• **Problem to work on**:
Give the number of lines in the listing that contain "name", with no other words.

• **Information provided**:
========================

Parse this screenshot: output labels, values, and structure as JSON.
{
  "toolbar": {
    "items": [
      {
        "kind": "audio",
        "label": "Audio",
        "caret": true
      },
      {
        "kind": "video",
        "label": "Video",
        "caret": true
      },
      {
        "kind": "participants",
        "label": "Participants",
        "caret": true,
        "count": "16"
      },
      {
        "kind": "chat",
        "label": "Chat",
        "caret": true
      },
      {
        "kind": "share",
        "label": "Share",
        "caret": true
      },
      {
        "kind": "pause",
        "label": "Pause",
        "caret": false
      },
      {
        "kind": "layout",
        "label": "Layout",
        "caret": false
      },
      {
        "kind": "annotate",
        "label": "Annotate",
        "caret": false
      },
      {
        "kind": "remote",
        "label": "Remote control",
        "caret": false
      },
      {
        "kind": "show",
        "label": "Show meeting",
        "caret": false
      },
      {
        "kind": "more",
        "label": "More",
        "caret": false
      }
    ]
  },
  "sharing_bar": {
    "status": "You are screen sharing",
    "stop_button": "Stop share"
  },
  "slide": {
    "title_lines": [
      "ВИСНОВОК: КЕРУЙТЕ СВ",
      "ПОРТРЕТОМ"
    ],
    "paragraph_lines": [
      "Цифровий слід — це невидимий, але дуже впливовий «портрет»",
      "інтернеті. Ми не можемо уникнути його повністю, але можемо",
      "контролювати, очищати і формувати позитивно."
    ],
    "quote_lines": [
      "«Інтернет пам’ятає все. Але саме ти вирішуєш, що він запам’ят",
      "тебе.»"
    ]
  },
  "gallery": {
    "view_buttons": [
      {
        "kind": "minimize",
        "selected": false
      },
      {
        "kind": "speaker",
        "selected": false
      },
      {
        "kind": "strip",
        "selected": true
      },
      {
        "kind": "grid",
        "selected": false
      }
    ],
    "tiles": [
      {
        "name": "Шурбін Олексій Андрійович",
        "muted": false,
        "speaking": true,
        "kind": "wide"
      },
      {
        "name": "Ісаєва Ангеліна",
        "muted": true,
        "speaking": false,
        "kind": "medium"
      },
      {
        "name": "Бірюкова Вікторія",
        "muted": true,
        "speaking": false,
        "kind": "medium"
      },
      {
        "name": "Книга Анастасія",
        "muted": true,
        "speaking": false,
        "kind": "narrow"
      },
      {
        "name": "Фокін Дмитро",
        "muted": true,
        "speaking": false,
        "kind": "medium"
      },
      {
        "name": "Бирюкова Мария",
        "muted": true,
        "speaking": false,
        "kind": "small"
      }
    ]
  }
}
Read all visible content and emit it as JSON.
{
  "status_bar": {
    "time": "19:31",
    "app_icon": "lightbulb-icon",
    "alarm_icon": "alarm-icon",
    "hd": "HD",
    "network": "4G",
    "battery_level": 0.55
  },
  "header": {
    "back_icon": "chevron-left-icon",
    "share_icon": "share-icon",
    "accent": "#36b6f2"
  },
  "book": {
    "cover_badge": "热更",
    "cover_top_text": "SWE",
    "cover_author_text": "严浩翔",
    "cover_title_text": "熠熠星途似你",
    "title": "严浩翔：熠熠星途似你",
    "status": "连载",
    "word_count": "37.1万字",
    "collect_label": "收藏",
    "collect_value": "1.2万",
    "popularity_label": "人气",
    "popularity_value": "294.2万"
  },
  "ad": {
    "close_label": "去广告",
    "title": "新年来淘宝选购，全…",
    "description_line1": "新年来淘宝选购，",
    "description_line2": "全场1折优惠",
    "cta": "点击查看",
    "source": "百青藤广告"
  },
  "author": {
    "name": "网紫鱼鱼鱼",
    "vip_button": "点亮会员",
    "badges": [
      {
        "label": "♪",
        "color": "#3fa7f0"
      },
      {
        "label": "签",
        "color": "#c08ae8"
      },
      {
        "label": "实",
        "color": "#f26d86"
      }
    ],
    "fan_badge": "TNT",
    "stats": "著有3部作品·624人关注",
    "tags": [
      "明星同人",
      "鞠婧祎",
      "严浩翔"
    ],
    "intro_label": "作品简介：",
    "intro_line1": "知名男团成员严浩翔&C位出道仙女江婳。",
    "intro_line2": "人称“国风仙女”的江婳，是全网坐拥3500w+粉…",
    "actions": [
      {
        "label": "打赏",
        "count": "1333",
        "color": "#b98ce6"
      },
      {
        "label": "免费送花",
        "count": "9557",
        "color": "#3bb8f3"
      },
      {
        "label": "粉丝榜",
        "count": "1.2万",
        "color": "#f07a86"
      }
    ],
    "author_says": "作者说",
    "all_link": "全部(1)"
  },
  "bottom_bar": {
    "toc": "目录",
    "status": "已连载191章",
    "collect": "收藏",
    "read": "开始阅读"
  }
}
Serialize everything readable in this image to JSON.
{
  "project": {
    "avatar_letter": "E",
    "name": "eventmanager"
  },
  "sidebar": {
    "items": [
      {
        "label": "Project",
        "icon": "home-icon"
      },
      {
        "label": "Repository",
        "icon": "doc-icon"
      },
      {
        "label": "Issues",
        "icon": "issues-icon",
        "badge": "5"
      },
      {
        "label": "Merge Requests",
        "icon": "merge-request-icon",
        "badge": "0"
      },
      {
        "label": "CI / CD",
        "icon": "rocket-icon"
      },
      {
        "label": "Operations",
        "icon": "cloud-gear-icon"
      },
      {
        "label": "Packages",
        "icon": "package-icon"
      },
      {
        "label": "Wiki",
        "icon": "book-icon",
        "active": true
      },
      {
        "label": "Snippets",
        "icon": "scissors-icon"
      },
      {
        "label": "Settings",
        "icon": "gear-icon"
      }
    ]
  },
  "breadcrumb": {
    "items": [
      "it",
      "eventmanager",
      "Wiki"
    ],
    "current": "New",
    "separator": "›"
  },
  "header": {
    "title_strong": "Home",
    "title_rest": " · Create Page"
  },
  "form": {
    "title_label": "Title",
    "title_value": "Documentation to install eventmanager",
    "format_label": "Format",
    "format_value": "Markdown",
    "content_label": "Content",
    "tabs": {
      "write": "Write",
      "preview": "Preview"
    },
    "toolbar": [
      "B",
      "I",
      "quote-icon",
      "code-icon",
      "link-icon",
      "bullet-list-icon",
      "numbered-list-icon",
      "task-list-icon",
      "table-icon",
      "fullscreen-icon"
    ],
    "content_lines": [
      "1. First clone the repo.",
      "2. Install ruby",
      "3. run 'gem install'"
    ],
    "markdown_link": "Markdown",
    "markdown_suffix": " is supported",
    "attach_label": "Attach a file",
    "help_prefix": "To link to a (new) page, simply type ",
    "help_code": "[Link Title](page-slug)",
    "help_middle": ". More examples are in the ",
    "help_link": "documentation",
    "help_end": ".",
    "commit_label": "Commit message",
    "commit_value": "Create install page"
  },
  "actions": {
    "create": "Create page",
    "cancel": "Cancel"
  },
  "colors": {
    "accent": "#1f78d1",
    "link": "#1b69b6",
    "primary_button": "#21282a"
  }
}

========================

• **Task result**:
8